3. The seminar took place in the LEED-Platinum-certified conference centre Copenhagen Towers, allowing participants to see innovative architectural solutions put in practice, such as the sustainable interior fit-out developed by the Danish Lendager Group. To learn more about their work we visited their production site in the outskirts of Copenhagen. The Lendager Group aims to reduce the use of virgin materials by replacing them with the materials already at hand. Using waste as their biggest resource, they have built a variety of circular building projects in Denmark. The one we witnessed in Copenhagen Towers involves upcycled wood panels covering a 2000m2 indoor surface from the ground floor lobby all the way up through the 20 stories of the building (which was originally supposed to be covered with glass and aluminium imported from the other side of the globe). The upcycled wood panel project is an excellent example of how a high-end office-setting aesthetics can be maintained, at the same time raising the building’s sustainability profile.
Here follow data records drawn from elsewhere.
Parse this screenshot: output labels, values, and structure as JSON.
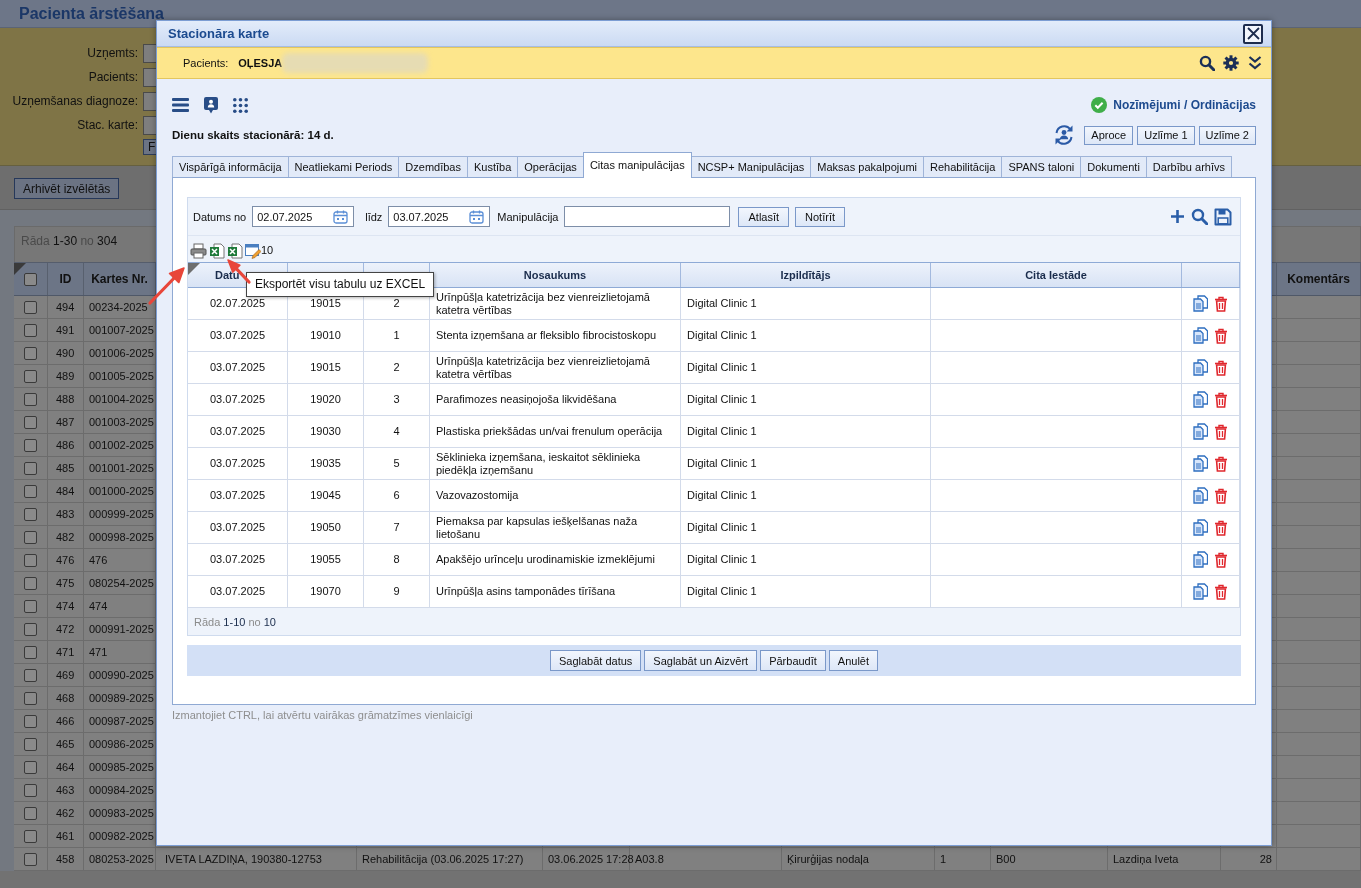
{
  "background_page": {
    "title": "Pacienta ārstēšana",
    "filters": [
      {
        "label": "Uzņemts:"
      },
      {
        "label": "Pacients:"
      },
      {
        "label": "Uzņemšanas diagnoze:"
      },
      {
        "label": "Stac. karte:"
      }
    ],
    "filter_button": "F",
    "archive_button": "Arhivēt izvēlētās",
    "pager": {
      "label": "Rāda",
      "range": "1-30",
      "of": "no",
      "total": "304"
    },
    "table": {
      "select_all": {
        "checked": false
      },
      "columns": [
        {
          "label": "ID"
        },
        {
          "label": "Kartes Nr."
        },
        {},
        {},
        {},
        {},
        {},
        {},
        {},
        {},
        {},
        {
          "label": "Komentārs"
        }
      ],
      "rows": [
        {
          "checked": false,
          "cells": [
            "494",
            "00234-2025"
          ]
        },
        {
          "checked": false,
          "cells": [
            "491",
            "001007-2025"
          ]
        },
        {
          "checked": false,
          "cells": [
            "490",
            "001006-2025"
          ]
        },
        {
          "checked": false,
          "cells": [
            "489",
            "001005-2025"
          ]
        },
        {
          "checked": false,
          "cells": [
            "488",
            "001004-2025"
          ]
        },
        {
          "checked": false,
          "cells": [
            "487",
            "001003-2025"
          ]
        },
        {
          "checked": false,
          "cells": [
            "486",
            "001002-2025"
          ]
        },
        {
          "checked": false,
          "cells": [
            "485",
            "001001-2025"
          ]
        },
        {
          "checked": false,
          "cells": [
            "484",
            "001000-2025"
          ]
        },
        {
          "checked": false,
          "cells": [
            "483",
            "000999-2025"
          ]
        },
        {
          "checked": false,
          "cells": [
            "482",
            "000998-2025"
          ]
        },
        {
          "checked": false,
          "cells": [
            "476",
            "476"
          ]
        },
        {
          "checked": false,
          "cells": [
            "475",
            "080254-2025"
          ]
        },
        {
          "checked": false,
          "cells": [
            "474",
            "474"
          ]
        },
        {
          "checked": false,
          "cells": [
            "472",
            "000991-2025"
          ]
        },
        {
          "checked": false,
          "cells": [
            "471",
            "471"
          ]
        },
        {
          "checked": false,
          "cells": [
            "469",
            "000990-2025"
          ]
        },
        {
          "checked": false,
          "cells": [
            "468",
            "000989-2025"
          ]
        },
        {
          "checked": false,
          "cells": [
            "466",
            "000987-2025"
          ]
        },
        {
          "checked": false,
          "cells": [
            "465",
            "000986-2025"
          ]
        },
        {
          "checked": false,
          "cells": [
            "464",
            "000985-2025"
          ]
        },
        {
          "checked": false,
          "cells": [
            "463",
            "000984-2025"
          ]
        },
        {
          "checked": false,
          "cells": [
            "462",
            "000983-2025"
          ]
        },
        {
          "checked": false,
          "cells": [
            "461",
            "000982-2025"
          ]
        },
        {
          "checked": false,
          "cells": [
            "458",
            "080253-2025",
            "IVETA LAZDIŅA, 190380-12753",
            "Rehabilitācija (03.06.2025 17:27)",
            "03.06.2025 17:28",
            "A03.8",
            "Ķirurģijas nodaļa",
            "1",
            "B00",
            "Lazdiņa Iveta",
            "28"
          ]
        }
      ]
    }
  },
  "dialog": {
    "title": "Stacionāra karte",
    "patient": {
      "label": "Pacients:",
      "name": "OĻESJA",
      "name_blurred": true
    },
    "nav_link": "Nozīmējumi / Ordinācijas",
    "days_in_hospital": "Dienu skaits stacionārā: 14 d.",
    "print_buttons": [
      "Aproce",
      "Uzlīme 1",
      "Uzlīme 2"
    ],
    "tabs": [
      {
        "label": "Vispārīgā informācija",
        "selected": false
      },
      {
        "label": "Neatliekami Periods",
        "selected": false
      },
      {
        "label": "Dzemdības",
        "selected": false
      },
      {
        "label": "Kustība",
        "selected": false
      },
      {
        "label": "Operācijas",
        "selected": false
      },
      {
        "label": "Citas manipulācijas",
        "selected": true
      },
      {
        "label": "NCSP+ Manipulācijas",
        "selected": false
      },
      {
        "label": "Maksas pakalpojumi",
        "selected": false
      },
      {
        "label": "Rehabilitācija",
        "selected": false
      },
      {
        "label": "SPANS taloni",
        "selected": false
      },
      {
        "label": "Dokumenti",
        "selected": false
      },
      {
        "label": "Darbību arhīvs",
        "selected": false
      }
    ],
    "filter": {
      "date_from_label": "Datums no",
      "date_from": "02.07.2025",
      "date_to_label": "līdz",
      "date_to": "03.07.2025",
      "manipulation_label": "Manipulācija",
      "buttons": [
        "Atlasīt",
        "Notīrīt"
      ]
    },
    "page_size": "10",
    "tooltip": "Eksportēt visu tabulu uz EXCEL",
    "table": {
      "columns": [
        {
          "label": "Datu"
        },
        {},
        {},
        {
          "label": "Nosaukums"
        },
        {
          "label": "Izpildītājs"
        },
        {
          "label": "Cita Iestāde"
        },
        {}
      ],
      "rows": [
        {
          "cells": [
            "02.07.2025",
            "19015",
            "2",
            "Urīnpūšļa katetrizācija bez vienreizlietojamā katetra vērtības",
            "Digital Clinic 1"
          ]
        },
        {
          "cells": [
            "03.07.2025",
            "19010",
            "1",
            "Stenta izņemšana ar fleksiblo fibrocistoskopu",
            "Digital Clinic 1"
          ]
        },
        {
          "cells": [
            "03.07.2025",
            "19015",
            "2",
            "Urīnpūšļa katetrizācija bez vienreizlietojamā katetra vērtības",
            "Digital Clinic 1"
          ]
        },
        {
          "cells": [
            "03.07.2025",
            "19020",
            "3",
            "Parafimozes neasiņojoša likvidēšana",
            "Digital Clinic 1"
          ]
        },
        {
          "cells": [
            "03.07.2025",
            "19030",
            "4",
            "Plastiska priekšādas un/vai frenulum operācija",
            "Digital Clinic 1"
          ]
        },
        {
          "cells": [
            "03.07.2025",
            "19035",
            "5",
            "Sēklinieka izņemšana, ieskaitot sēklinieka piedēkļa izņemšanu",
            "Digital Clinic 1"
          ]
        },
        {
          "cells": [
            "03.07.2025",
            "19045",
            "6",
            "Vazovazostomija",
            "Digital Clinic 1"
          ]
        },
        {
          "cells": [
            "03.07.2025",
            "19050",
            "7",
            "Piemaksa par kapsulas iešķelšanas naža lietošanu",
            "Digital Clinic 1"
          ]
        },
        {
          "cells": [
            "03.07.2025",
            "19055",
            "8",
            "Apakšējo urīnceļu urodinamiskie izmeklējumi",
            "Digital Clinic 1"
          ]
        },
        {
          "cells": [
            "03.07.2025",
            "19070",
            "9",
            "Urīnpūšļa asins tamponādes tīrīšana",
            "Digital Clinic 1"
          ]
        }
      ]
    },
    "pager": {
      "label": "Rāda",
      "range": "1-10",
      "of": "no",
      "total": "10"
    },
    "footer_buttons": [
      "Saglabāt datus",
      "Saglabāt un Aizvērt",
      "Pārbaudīt",
      "Anulēt"
    ],
    "hint": "Izmantojiet CTRL, lai atvērtu vairākas grāmatzīmes vienlaicīgi"
  }
}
4. Our study visit also took us to State of Green, Denmark’s green business umbrella organisation. In the House of Green we discovered why Denmark today is leading the green transition in Europe: In a nutshell, Denmark owes its success to a well-functioning public-private partnership and a long public awareness of sustainable energy (dating back to the 1970s) and importance of recycling. Today, even if Denmark remains one of the biggest waste-producers in Europe, only 5% of the country’s waste is landfilled. State of Green’s website is an excellent one-stop-shop for everyone who wants to get down to the bottom of why the Danes are at the forefront of the green transition in the EU. Our study visit also featured a presentation from Gate 21, an organisation implementing an ERDF-funded project Sustainable Bottom Line. This initiative provides grass-roots support to over 50 SMEs in Greater Copenhagen for innovative business solutions in Circular Economy.
5. At the end of the event, the participants were required to prepare their own Circular Economy Action Plans. Here, they outlined the main steps they would need to take in order to promote and accelerate the Circular Economy transition under their countries’ ESIF Operational Programmes. As a key conclusion this event highlighted the strong likelihood of a much greater emphasis on Circular Economy in the post-2020 Cohesion Policy programming period.
Much more remains to be said about the fast developing area of Circular Economy. Follow these sources to stay on track: